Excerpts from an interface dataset

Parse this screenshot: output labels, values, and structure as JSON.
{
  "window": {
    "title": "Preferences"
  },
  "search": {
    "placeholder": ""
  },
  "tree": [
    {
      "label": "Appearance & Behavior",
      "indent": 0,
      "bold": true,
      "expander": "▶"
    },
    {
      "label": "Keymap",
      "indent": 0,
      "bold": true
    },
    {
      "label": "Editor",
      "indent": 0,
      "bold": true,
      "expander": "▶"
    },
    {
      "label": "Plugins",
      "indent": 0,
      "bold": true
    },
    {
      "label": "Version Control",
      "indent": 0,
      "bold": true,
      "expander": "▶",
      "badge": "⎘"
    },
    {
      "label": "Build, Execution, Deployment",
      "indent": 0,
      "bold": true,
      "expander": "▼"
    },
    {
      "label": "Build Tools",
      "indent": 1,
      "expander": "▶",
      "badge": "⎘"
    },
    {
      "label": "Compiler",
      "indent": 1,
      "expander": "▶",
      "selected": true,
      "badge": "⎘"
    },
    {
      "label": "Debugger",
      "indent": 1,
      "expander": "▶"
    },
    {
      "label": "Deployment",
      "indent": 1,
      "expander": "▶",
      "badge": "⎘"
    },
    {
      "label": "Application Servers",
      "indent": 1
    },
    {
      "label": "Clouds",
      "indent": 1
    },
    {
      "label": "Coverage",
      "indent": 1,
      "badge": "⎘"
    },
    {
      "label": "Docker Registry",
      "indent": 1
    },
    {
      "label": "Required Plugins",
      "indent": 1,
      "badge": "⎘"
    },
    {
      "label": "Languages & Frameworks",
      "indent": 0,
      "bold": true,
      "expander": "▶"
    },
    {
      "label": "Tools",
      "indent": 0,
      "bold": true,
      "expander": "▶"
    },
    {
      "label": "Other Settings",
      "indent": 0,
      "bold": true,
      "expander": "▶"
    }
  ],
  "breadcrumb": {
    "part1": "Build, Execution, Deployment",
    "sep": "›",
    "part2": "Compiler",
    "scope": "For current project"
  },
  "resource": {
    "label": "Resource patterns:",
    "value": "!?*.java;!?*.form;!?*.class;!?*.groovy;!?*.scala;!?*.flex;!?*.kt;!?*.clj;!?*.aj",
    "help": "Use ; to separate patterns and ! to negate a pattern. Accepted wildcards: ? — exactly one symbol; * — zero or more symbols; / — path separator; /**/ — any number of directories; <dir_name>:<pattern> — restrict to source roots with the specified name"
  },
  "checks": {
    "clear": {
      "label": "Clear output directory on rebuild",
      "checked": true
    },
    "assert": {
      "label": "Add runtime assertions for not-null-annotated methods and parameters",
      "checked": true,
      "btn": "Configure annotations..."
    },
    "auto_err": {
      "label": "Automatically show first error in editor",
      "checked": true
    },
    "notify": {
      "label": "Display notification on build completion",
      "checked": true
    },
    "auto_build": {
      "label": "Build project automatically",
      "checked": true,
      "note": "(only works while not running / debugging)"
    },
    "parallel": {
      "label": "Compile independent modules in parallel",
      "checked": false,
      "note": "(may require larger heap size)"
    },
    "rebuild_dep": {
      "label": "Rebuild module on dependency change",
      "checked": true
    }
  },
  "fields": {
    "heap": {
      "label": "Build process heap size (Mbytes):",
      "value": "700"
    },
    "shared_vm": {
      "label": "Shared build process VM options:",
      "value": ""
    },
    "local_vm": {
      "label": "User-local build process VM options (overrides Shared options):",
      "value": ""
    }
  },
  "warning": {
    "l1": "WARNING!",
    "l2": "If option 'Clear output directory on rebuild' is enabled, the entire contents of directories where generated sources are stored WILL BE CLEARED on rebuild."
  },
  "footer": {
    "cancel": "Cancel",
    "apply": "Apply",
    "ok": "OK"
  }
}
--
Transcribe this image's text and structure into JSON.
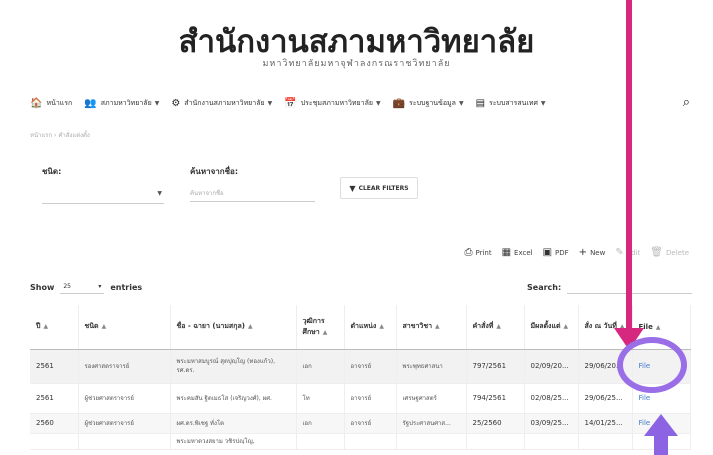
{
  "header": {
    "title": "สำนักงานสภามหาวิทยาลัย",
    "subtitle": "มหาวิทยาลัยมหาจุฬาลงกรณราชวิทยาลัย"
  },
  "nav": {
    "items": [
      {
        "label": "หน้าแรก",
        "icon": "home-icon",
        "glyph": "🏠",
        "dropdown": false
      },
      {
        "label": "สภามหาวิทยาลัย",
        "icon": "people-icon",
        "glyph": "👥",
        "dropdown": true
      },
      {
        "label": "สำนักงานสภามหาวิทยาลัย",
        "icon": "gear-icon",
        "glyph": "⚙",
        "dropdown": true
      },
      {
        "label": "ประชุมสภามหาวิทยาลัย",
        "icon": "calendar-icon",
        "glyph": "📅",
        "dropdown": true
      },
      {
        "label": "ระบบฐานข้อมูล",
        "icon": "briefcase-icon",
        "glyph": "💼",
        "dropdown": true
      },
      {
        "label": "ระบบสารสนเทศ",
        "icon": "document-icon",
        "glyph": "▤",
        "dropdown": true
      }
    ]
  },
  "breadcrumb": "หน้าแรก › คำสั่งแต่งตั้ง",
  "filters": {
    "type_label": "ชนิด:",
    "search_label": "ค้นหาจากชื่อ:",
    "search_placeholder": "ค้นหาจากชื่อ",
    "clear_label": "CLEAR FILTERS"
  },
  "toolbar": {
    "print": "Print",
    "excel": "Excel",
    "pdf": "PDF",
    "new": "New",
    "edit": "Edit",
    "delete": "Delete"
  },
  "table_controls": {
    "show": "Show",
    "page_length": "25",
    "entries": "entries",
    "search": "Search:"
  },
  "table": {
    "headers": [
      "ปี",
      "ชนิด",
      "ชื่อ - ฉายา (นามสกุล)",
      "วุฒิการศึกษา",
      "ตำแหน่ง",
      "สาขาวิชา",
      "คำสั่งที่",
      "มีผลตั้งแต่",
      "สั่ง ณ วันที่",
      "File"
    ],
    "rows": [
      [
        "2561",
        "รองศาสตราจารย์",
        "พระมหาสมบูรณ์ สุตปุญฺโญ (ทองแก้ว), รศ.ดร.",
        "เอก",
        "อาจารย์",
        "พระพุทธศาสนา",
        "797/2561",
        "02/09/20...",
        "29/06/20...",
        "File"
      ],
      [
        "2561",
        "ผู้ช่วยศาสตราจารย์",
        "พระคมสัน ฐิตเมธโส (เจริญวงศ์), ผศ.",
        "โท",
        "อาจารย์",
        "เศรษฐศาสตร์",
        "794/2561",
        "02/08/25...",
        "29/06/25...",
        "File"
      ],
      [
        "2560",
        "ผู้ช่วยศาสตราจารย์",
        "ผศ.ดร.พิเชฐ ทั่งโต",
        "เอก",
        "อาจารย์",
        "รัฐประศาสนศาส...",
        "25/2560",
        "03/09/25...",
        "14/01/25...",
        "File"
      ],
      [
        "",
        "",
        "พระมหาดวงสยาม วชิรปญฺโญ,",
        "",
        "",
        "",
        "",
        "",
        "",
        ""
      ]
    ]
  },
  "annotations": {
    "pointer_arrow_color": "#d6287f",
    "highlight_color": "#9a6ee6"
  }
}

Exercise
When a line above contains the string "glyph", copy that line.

Answer area
        "glyph": "🏠",
        "glyph": "👥",
        "glyph": "⚙",
        "glyph": "📅",
        "glyph": "💼",
        "glyph": "▤",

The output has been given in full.